Website and app data records:
■ ■ ■
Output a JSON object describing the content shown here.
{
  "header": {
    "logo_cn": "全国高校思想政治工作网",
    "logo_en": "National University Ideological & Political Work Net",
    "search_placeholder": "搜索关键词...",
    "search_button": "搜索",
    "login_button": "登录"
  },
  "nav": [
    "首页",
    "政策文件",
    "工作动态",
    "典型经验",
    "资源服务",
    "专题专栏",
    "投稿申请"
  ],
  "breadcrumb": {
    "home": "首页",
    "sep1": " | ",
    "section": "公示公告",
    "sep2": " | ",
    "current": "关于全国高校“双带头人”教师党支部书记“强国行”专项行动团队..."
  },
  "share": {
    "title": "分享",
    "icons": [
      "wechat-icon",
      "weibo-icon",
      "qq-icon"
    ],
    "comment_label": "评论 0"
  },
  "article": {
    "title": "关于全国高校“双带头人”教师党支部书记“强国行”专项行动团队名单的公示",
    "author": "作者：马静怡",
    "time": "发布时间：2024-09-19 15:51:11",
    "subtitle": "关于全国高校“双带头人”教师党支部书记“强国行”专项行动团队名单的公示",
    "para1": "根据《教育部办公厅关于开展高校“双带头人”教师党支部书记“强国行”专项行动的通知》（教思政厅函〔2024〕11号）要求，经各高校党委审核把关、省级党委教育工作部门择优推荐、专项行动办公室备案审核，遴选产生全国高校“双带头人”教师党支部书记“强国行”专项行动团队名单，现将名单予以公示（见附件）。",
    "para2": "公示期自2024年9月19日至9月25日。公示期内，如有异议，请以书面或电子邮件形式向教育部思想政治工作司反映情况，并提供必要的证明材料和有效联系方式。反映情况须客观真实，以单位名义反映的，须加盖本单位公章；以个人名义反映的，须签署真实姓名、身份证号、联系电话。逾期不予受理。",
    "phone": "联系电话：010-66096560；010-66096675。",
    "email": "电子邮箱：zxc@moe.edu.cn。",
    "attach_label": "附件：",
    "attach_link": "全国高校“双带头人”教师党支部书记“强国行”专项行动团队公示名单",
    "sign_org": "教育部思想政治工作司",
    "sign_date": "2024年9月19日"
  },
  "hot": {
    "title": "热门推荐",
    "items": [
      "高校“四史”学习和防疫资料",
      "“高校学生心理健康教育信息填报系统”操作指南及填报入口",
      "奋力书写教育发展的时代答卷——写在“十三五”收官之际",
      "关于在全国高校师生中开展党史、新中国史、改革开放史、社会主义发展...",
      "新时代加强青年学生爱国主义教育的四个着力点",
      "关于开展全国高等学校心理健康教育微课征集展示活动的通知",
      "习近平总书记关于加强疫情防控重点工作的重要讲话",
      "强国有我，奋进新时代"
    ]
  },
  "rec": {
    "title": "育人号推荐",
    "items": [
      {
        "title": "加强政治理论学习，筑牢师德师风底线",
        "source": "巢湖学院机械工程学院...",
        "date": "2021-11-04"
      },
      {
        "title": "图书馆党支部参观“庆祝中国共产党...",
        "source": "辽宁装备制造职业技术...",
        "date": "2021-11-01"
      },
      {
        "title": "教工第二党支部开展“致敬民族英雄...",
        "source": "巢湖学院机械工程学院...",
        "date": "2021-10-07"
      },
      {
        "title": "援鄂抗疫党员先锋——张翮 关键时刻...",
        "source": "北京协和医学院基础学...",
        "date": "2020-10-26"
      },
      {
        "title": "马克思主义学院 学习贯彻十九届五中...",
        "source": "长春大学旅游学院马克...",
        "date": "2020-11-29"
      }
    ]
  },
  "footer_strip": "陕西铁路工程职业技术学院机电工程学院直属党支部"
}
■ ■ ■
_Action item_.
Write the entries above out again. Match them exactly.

_Response to this exercise_.
Output a JSON object describing the content shown here.
{
  "header": {
    "logo_cn": "全国高校思想政治工作网",
    "logo_en": "National University Ideological & Political Work Net",
    "search_placeholder": "搜索关键词...",
    "search_button": "搜索",
    "login_button": "登录"
  },
  "nav": [
    "首页",
    "政策文件",
    "工作动态",
    "典型经验",
    "资源服务",
    "专题专栏",
    "投稿申请"
  ],
  "breadcrumb": {
    "home": "首页",
    "sep1": " | ",
    "section": "公示公告",
    "sep2": " | ",
    "current": "关于全国高校“双带头人”教师党支部书记“强国行”专项行动团队..."
  },
  "share": {
    "title": "分享",
    "icons": [
      "wechat-icon",
      "weibo-icon",
      "qq-icon"
    ],
    "comment_label": "评论 0"
  },
  "article": {
    "title": "关于全国高校“双带头人”教师党支部书记“强国行”专项行动团队名单的公示",
    "author": "作者：马静怡",
    "time": "发布时间：2024-09-19 15:51:11",
    "subtitle": "关于全国高校“双带头人”教师党支部书记“强国行”专项行动团队名单的公示",
    "para1": "根据《教育部办公厅关于开展高校“双带头人”教师党支部书记“强国行”专项行动的通知》（教思政厅函〔2024〕11号）要求，经各高校党委审核把关、省级党委教育工作部门择优推荐、专项行动办公室备案审核，遴选产生全国高校“双带头人”教师党支部书记“强国行”专项行动团队名单，现将名单予以公示（见附件）。",
    "para2": "公示期自2024年9月19日至9月25日。公示期内，如有异议，请以书面或电子邮件形式向教育部思想政治工作司反映情况，并提供必要的证明材料和有效联系方式。反映情况须客观真实，以单位名义反映的，须加盖本单位公章；以个人名义反映的，须签署真实姓名、身份证号、联系电话。逾期不予受理。",
    "phone": "联系电话：010-66096560；010-66096675。",
    "email": "电子邮箱：zxc@moe.edu.cn。",
    "attach_label": "附件：",
    "attach_link": "全国高校“双带头人”教师党支部书记“强国行”专项行动团队公示名单",
    "sign_org": "教育部思想政治工作司",
    "sign_date": "2024年9月19日"
  },
  "hot": {
    "title": "热门推荐",
    "items": [
      "高校“四史”学习和防疫资料",
      "“高校学生心理健康教育信息填报系统”操作指南及填报入口",
      "奋力书写教育发展的时代答卷——写在“十三五”收官之际",
      "关于在全国高校师生中开展党史、新中国史、改革开放史、社会主义发展...",
      "新时代加强青年学生爱国主义教育的四个着力点",
      "关于开展全国高等学校心理健康教育微课征集展示活动的通知",
      "习近平总书记关于加强疫情防控重点工作的重要讲话",
      "强国有我，奋进新时代"
    ]
  },
  "rec": {
    "title": "育人号推荐",
    "items": [
      {
        "title": "加强政治理论学习，筑牢师德师风底线",
        "source": "巢湖学院机械工程学院...",
        "date": "2021-11-04"
      },
      {
        "title": "图书馆党支部参观“庆祝中国共产党...",
        "source": "辽宁装备制造职业技术...",
        "date": "2021-11-01"
      },
      {
        "title": "教工第二党支部开展“致敬民族英雄...",
        "source": "巢湖学院机械工程学院...",
        "date": "2021-10-07"
      },
      {
        "title": "援鄂抗疫党员先锋——张翮 关键时刻...",
        "source": "北京协和医学院基础学...",
        "date": "2020-10-26"
      },
      {
        "title": "马克思主义学院 学习贯彻十九届五中...",
        "source": "长春大学旅游学院马克...",
        "date": "2020-11-29"
      }
    ]
  },
  "footer_strip": "陕西铁路工程职业技术学院机电工程学院直属党支部"
}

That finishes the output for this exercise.